June 14 - 20, 2019 - There were 18 reported site visits in the past week (6/14-6/20) with 17 sites resulting in samples collected. Blue-green algae continues to be reported by U.S. Army Corps of Engineers lock operators upstream and downstream of the S79/Franklin lock (west of Lake Okeechobee) and the S308C structure (east of Lake Okeechobee). Samples were collected at both sites by South Florida Water Management District (SFWMD) staff. No dominant algal taxa or detectable levels of toxin were observed in the 6/17/19 sample from the S79 sampling location. Results for the 6/20/19 sample from the S308C sampling location are pending. SFWMD staff observed algae upstream of the S352 structure on 6/17/19 and collected a sample. The sample was dominated by Microcystis aeruginosa and had a total microcystin concentration of 6.35 micrograms per liter. NOAA satellite imagery has been partially obscured by cloud cover for the past week. Approximately 15 percent of the lake indicates medium to high blue-green algal bloom potential. Satellite imagery of the estuaries did not indicate the presence of blue-green algae.
DEP staff responded to multiple algal bloom reports along the Manatee River in the vicinity of Ellenton and Bradenton and collected six samples. The River Pointe Canal sample collected on 6/18/19 was dominated by Aphanizomenon flos-aquae, but no toxins were detected. The Manatee River sample collected on 6/19/19 near Ellenton also did not have detectable toxins, but was dominated by Cuspidothrix sp. rather than Aphanizomenon flos-aquae. All other results are still pending.
Filamentous algae continue to be reported along the coast of Southwest Florida, with reports in the Bradenton, Blackburn Shores and Osprey area, with no toxins detected.
Satellite imagery of the St. Johns River continues to show bloom potential for approximately 50 percent of the river.
This is a high-level summary of the sampling events for the reported week. For all field visit and analytical result details, please refer the complete algal bloom map by visiting Field and Lab Details on the Algal Bloom Dashboard. Different types of blue-green algal bloom species can look different and have different impacts. However, regardless of species, many types of blue-green algae can produce toxins that can make you or your pets sick if swallowed or possibly cause skin and/or eye irritation due to contact. We advise to stay out of water where algae is visibly present as specks, mats or water is discolored pea-green, blue-green or brownish-red. Additionally, pets or livestock should not come into contact with the algal bloom-impacted water, or the algal bloom material or fish on the shoreline.

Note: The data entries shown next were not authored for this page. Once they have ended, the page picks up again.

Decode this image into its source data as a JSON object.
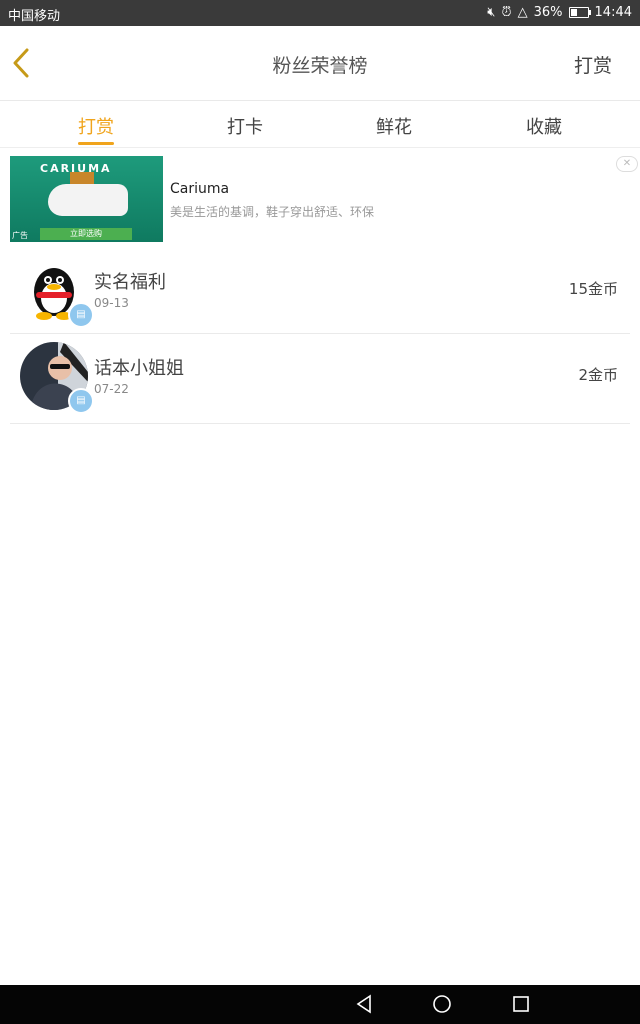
{
  "statusbar": {
    "carrier": "中国移动",
    "battery": "36%",
    "time": "14:44"
  },
  "header": {
    "title": "粉丝荣誉榜",
    "action": "打赏"
  },
  "tabs": [
    {
      "label": "打赏",
      "active": true
    },
    {
      "label": "打卡",
      "active": false
    },
    {
      "label": "鲜花",
      "active": false
    },
    {
      "label": "收藏",
      "active": false
    }
  ],
  "ad": {
    "brand_image_text": "CARIUMA",
    "cta_image_text": "立即选购",
    "tag": "广告",
    "name": "Cariuma",
    "desc": "美是生活的基调，鞋子穿出舒适、环保"
  },
  "list": [
    {
      "name": "实名福利",
      "date": "09-13",
      "amount": "15金币",
      "avatar_icon": "qq-penguin-icon"
    },
    {
      "name": "话本小姐姐",
      "date": "07-22",
      "amount": "2金币",
      "avatar_icon": "photo-avatar"
    }
  ],
  "colors": {
    "accent": "#f0a41c",
    "statusbar": "#3a3a3a",
    "badge": "#8fc7ee"
  }
}
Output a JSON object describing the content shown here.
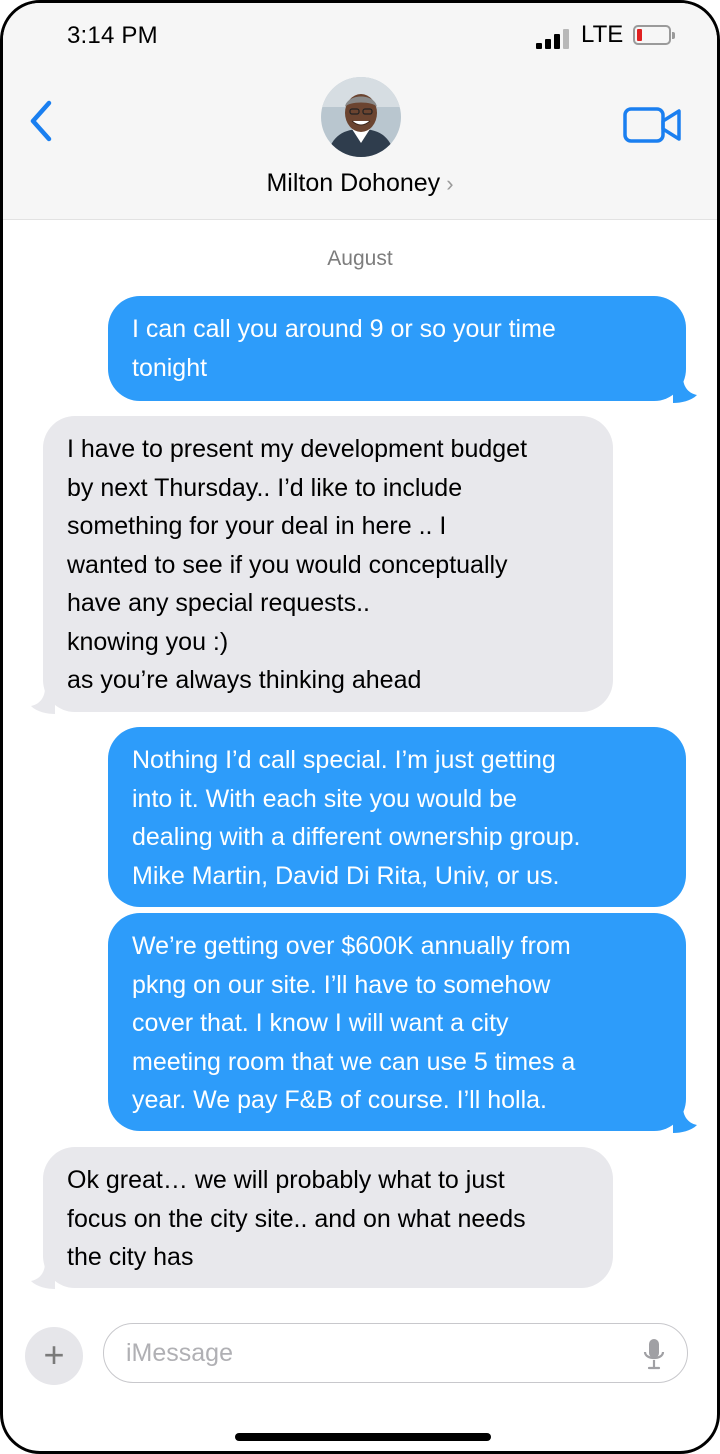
{
  "status_bar": {
    "time": "3:14 PM",
    "network": "LTE"
  },
  "header": {
    "contact_name": "Milton Dohoney",
    "contact_chevron": "›"
  },
  "thread": {
    "date_label": "August",
    "messages": [
      {
        "direction": "outgoing",
        "text": "I can call you around 9 or so your time\ntonight"
      },
      {
        "direction": "incoming",
        "text": "I have to present my development budget\nby next Thursday.. I’d like to include\nsomething for your deal in here .. I\nwanted to see if you would conceptually\nhave any special requests..\nknowing you :)\nas you’re always thinking ahead"
      },
      {
        "direction": "outgoing",
        "text": "Nothing I’d call special. I’m just getting\ninto it. With each site you would be\ndealing with a different ownership group.\nMike Martin, David Di Rita, Univ, or us."
      },
      {
        "direction": "outgoing",
        "text": "We’re getting over $600K annually from\npkng on our site. I’ll have to somehow\ncover that. I know I will want a city\nmeeting room that we can use 5 times a\nyear. We pay F&B of course. I’ll holla."
      },
      {
        "direction": "incoming",
        "text": "Ok great… we will probably what to just\nfocus on the city site.. and on what needs\nthe city has"
      }
    ]
  },
  "composer": {
    "placeholder": "iMessage",
    "plus_label": "+"
  },
  "icons": {
    "back": "chevron-left-icon",
    "video": "video-camera-icon",
    "mic": "microphone-icon",
    "signal": "cellular-signal-icon",
    "battery": "battery-low-icon"
  },
  "colors": {
    "outgoing_bubble": "#2d9cfa",
    "incoming_bubble": "#e8e8ec",
    "accent": "#1a7ff0",
    "battery_low": "#e02020"
  }
}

The Florida Department of Environmental Protection is the state’s lead agency for environmental management and stewardship – protecting our air, water and land. The vision of the Florida Department of Environmental Protection is to create strong community partnerships, safeguard Florida’s natural resources and enhance its ecosystems.